→ What this task involves: Restate word for word all of the lines below, with each image left out.
------------
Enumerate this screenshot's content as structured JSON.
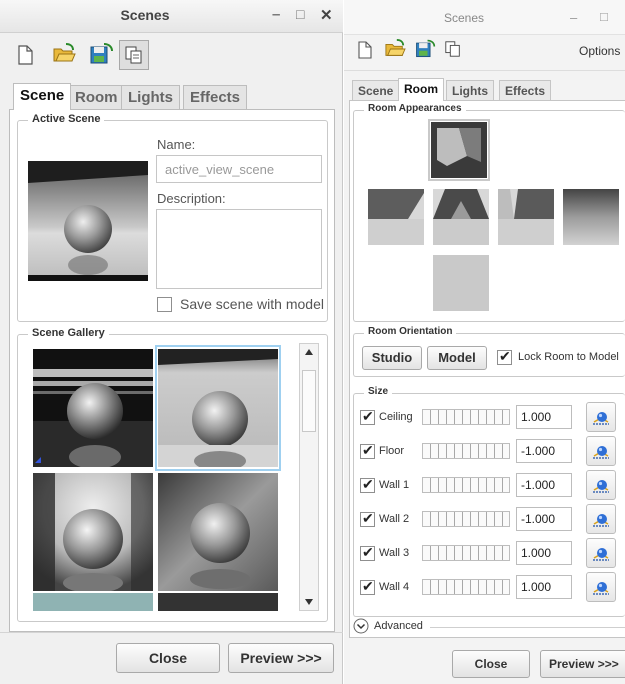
{
  "left": {
    "title": "Scenes",
    "controls": {
      "minimize": "–",
      "maximize": "□",
      "close": "✕"
    },
    "toolbar": [
      "new-icon",
      "open-folder-icon",
      "save-icon",
      "copy-icon"
    ],
    "tabs": [
      "Scene",
      "Room",
      "Lights",
      "Effects"
    ],
    "active_scene": {
      "group_label": "Active Scene",
      "name_label": "Name:",
      "name_value": "active_view_scene",
      "description_label": "Description:",
      "description_value": "",
      "save_checkbox_label": "Save scene with model",
      "save_checked": false
    },
    "gallery": {
      "group_label": "Scene Gallery"
    },
    "close_button": "Close",
    "preview_button": "Preview >>>"
  },
  "right": {
    "title": "Scenes",
    "controls": {
      "minimize": "–",
      "maximize": "□"
    },
    "options_label": "Options",
    "tabs": [
      "Scene",
      "Room",
      "Lights",
      "Effects"
    ],
    "room_appearances_label": "Room Appearances",
    "room_orientation": {
      "group_label": "Room Orientation",
      "studio_button": "Studio",
      "model_button": "Model",
      "lock_label": "Lock Room to Model",
      "lock_checked": true
    },
    "size": {
      "group_label": "Size",
      "rows": [
        {
          "label": "Ceiling",
          "value": "1.000",
          "checked": true
        },
        {
          "label": "Floor",
          "value": "-1.000",
          "checked": true
        },
        {
          "label": "Wall 1",
          "value": "-1.000",
          "checked": true
        },
        {
          "label": "Wall 2",
          "value": "-1.000",
          "checked": true
        },
        {
          "label": "Wall 3",
          "value": "1.000",
          "checked": true
        },
        {
          "label": "Wall 4",
          "value": "1.000",
          "checked": true
        }
      ]
    },
    "advanced_label": "Advanced",
    "close_button": "Close",
    "preview_button": "Preview >>>"
  }
}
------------
→ Solution for this task:
Enumerate this screenshot's content as structured JSON.
{
  "left": {
    "title": "Scenes",
    "controls": {
      "minimize": "–",
      "maximize": "□",
      "close": "✕"
    },
    "toolbar": [
      "new-icon",
      "open-folder-icon",
      "save-icon",
      "copy-icon"
    ],
    "tabs": [
      "Scene",
      "Room",
      "Lights",
      "Effects"
    ],
    "active_scene": {
      "group_label": "Active Scene",
      "name_label": "Name:",
      "name_value": "active_view_scene",
      "description_label": "Description:",
      "description_value": "",
      "save_checkbox_label": "Save scene with model",
      "save_checked": false
    },
    "gallery": {
      "group_label": "Scene Gallery"
    },
    "close_button": "Close",
    "preview_button": "Preview >>>"
  },
  "right": {
    "title": "Scenes",
    "controls": {
      "minimize": "–",
      "maximize": "□"
    },
    "options_label": "Options",
    "tabs": [
      "Scene",
      "Room",
      "Lights",
      "Effects"
    ],
    "room_appearances_label": "Room Appearances",
    "room_orientation": {
      "group_label": "Room Orientation",
      "studio_button": "Studio",
      "model_button": "Model",
      "lock_label": "Lock Room to Model",
      "lock_checked": true
    },
    "size": {
      "group_label": "Size",
      "rows": [
        {
          "label": "Ceiling",
          "value": "1.000",
          "checked": true
        },
        {
          "label": "Floor",
          "value": "-1.000",
          "checked": true
        },
        {
          "label": "Wall 1",
          "value": "-1.000",
          "checked": true
        },
        {
          "label": "Wall 2",
          "value": "-1.000",
          "checked": true
        },
        {
          "label": "Wall 3",
          "value": "1.000",
          "checked": true
        },
        {
          "label": "Wall 4",
          "value": "1.000",
          "checked": true
        }
      ]
    },
    "advanced_label": "Advanced",
    "close_button": "Close",
    "preview_button": "Preview >>>"
  }
}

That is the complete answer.